UT Prof: Job Losses Offset by Service Sector Gains

Tennessee’s loss of 77,000 manufacturing jobs between 2000 and 2003 marks a reversal from the above-average job growth in employment that Tennessee recorded for most of the past half century, a University of Tennessee economist says.

Bill Fox, professor and research director for the UT Center for Business and Economic Research, says many of the job losses have been in textile and apparel which are low paying industries that employ unskilled workers.

According to recently released Tennessee Department of Labor and Workforce Development figures, the state finished the three-year period with a net loss of 67,000 jobs in all sectors. Growth in other areas helped offset the manufacturing job loss.

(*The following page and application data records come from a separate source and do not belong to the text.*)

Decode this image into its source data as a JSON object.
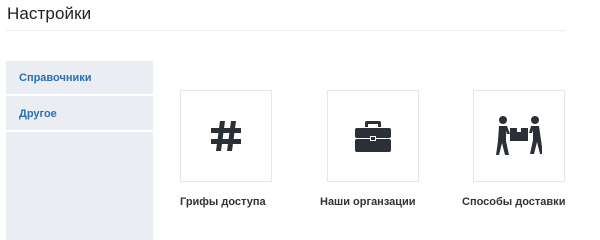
{
  "page": {
    "title": "Настройки"
  },
  "sidebar": {
    "items": [
      {
        "label": "Справочники"
      },
      {
        "label": "Другое"
      }
    ]
  },
  "tiles": [
    {
      "label": "Грифы доступа",
      "icon": "hash-icon"
    },
    {
      "label": "Наши органзации",
      "icon": "briefcase-icon"
    },
    {
      "label": "Способы доставки",
      "icon": "movers-carrying-box-icon"
    }
  ],
  "colors": {
    "accent": "#2a6fb5",
    "sidebar_bg": "#eaeef2",
    "icon": "#2b2f36"
  }
}
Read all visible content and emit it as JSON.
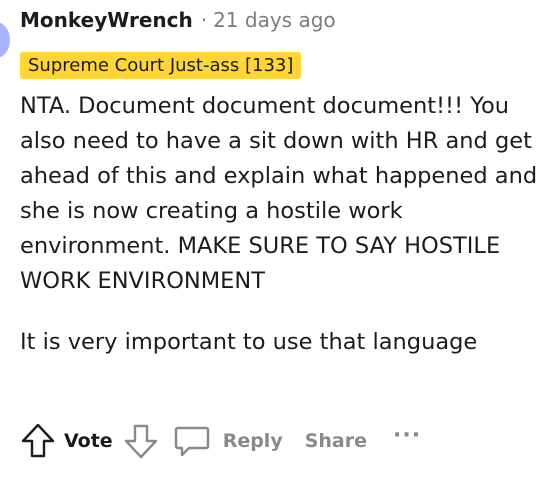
{
  "comment": {
    "author": "MonkeyWrench",
    "separator": "·",
    "timestamp": "21 days ago",
    "flair": "Supreme Court Just-ass [133]",
    "paragraphs": [
      "NTA. Document document document!!! You also need to have a sit down with HR and get ahead of this and explain what happened and she is now creating a hostile work environment. MAKE SURE TO SAY HOSTILE WORK ENVIRONMENT",
      "It is very important to use that language"
    ]
  },
  "actions": {
    "vote_label": "Vote",
    "reply_label": "Reply",
    "share_label": "Share",
    "more_label": "···"
  },
  "colors": {
    "flair_bg": "#ffd635",
    "muted_text": "#878a8c",
    "primary_text": "#1c1c1c"
  },
  "icons": {
    "upvote": "arrow-up-outline-icon",
    "downvote": "arrow-down-outline-icon",
    "reply": "speech-bubble-icon",
    "more": "ellipsis-icon"
  }
}
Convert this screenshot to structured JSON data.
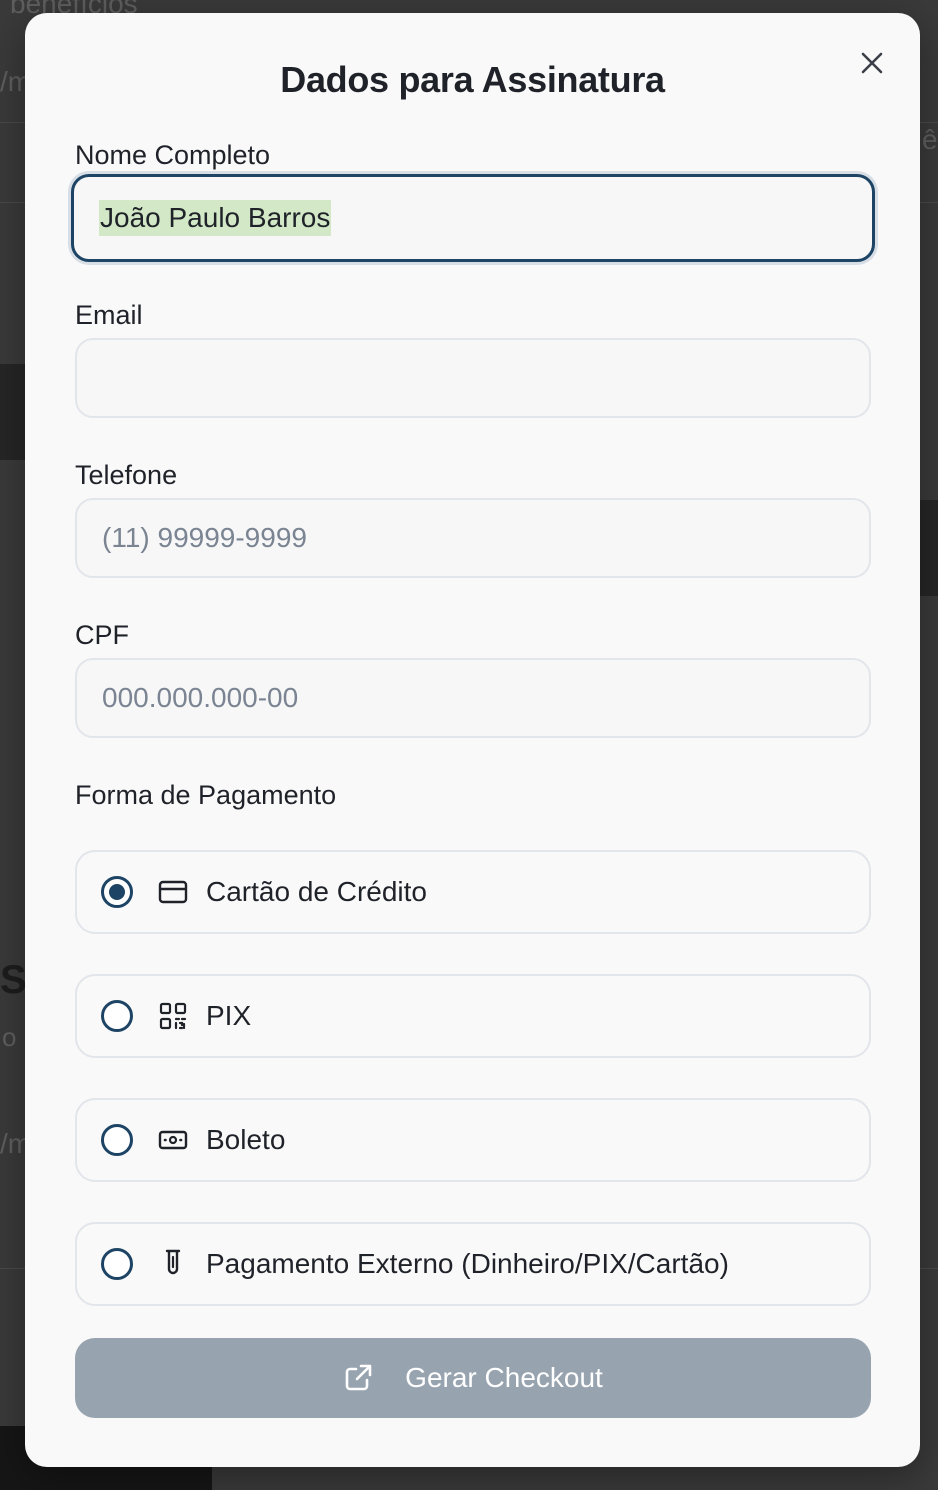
{
  "modal": {
    "title": "Dados para Assinatura",
    "close_icon": "close-icon"
  },
  "form": {
    "name": {
      "label": "Nome Completo",
      "value": "João Paulo Barros"
    },
    "email": {
      "label": "Email",
      "value": "",
      "placeholder": ""
    },
    "phone": {
      "label": "Telefone",
      "value": "",
      "placeholder": "(11) 99999-9999"
    },
    "cpf": {
      "label": "CPF",
      "value": "",
      "placeholder": "000.000.000-00"
    }
  },
  "payment": {
    "label": "Forma de Pagamento",
    "selected": "Cartão de Crédito",
    "options": [
      {
        "label": "Cartão de Crédito",
        "icon": "credit-card-icon",
        "checked": true
      },
      {
        "label": "PIX",
        "icon": "qr-code-icon",
        "checked": false
      },
      {
        "label": "Boleto",
        "icon": "banknote-icon",
        "checked": false
      },
      {
        "label": "Pagamento Externo (Dinheiro/PIX/Cartão)",
        "icon": "external-payment-icon",
        "checked": false
      }
    ]
  },
  "submit": {
    "label": "Gerar Checkout",
    "icon": "external-link-icon"
  },
  "background": {
    "fragments": [
      "benefícios",
      "/m",
      "ê",
      "S",
      "o",
      "/m"
    ]
  },
  "colors": {
    "accent": "#1d4465",
    "button_disabled": "#97a3af",
    "overlay": "#3a3a3a",
    "selection": "#d2e8c6"
  }
}
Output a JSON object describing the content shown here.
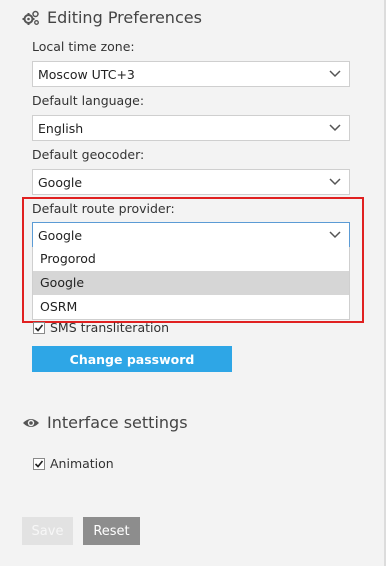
{
  "editing": {
    "title": "Editing Preferences",
    "icon": "gears-icon",
    "timezone": {
      "label": "Local time zone:",
      "value": "Moscow UTC+3"
    },
    "language": {
      "label": "Default language:",
      "value": "English"
    },
    "geocoder": {
      "label": "Default geocoder:",
      "value": "Google"
    },
    "route_provider": {
      "label": "Default route provider:",
      "value": "Google",
      "options": [
        "Progorod",
        "Google",
        "OSRM"
      ],
      "highlighted_option": "Google"
    },
    "sms_transliteration": {
      "label": "SMS transliteration",
      "checked": true
    },
    "change_password_label": "Change password"
  },
  "interface": {
    "title": "Interface settings",
    "icon": "eye-icon",
    "animation": {
      "label": "Animation",
      "checked": true
    }
  },
  "actions": {
    "save_label": "Save",
    "reset_label": "Reset"
  },
  "colors": {
    "accent": "#2ea6e6",
    "highlight_border": "#e02020",
    "background": "#f3f3f3"
  }
}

“The jobs we are creating are higher paid but they also require higher skills so it is a challenge for manufacturing employees to find a job replacement,” Fox said.

Tennessee has seen steady decline in nondurable goods manufacturing jobs including textiles, apparel, leather goods and chemicals.

However, Tennessee has seen growth in the fast-food, healthcare, business, educational, professional and other service sectors.

In 2003, manufacturing jobs paid an average of $40,136, up from $36,144 in 2000. All job classifications in Tennessee averaged $33,568 in 2003, which was up from $30,556 in 2003.

Employment figures for June 2004 show some growth in overall Tennessee jobs. While manufacturing jobs dropped by 600 in the past year, statewide employment grew by 46,400 jobs.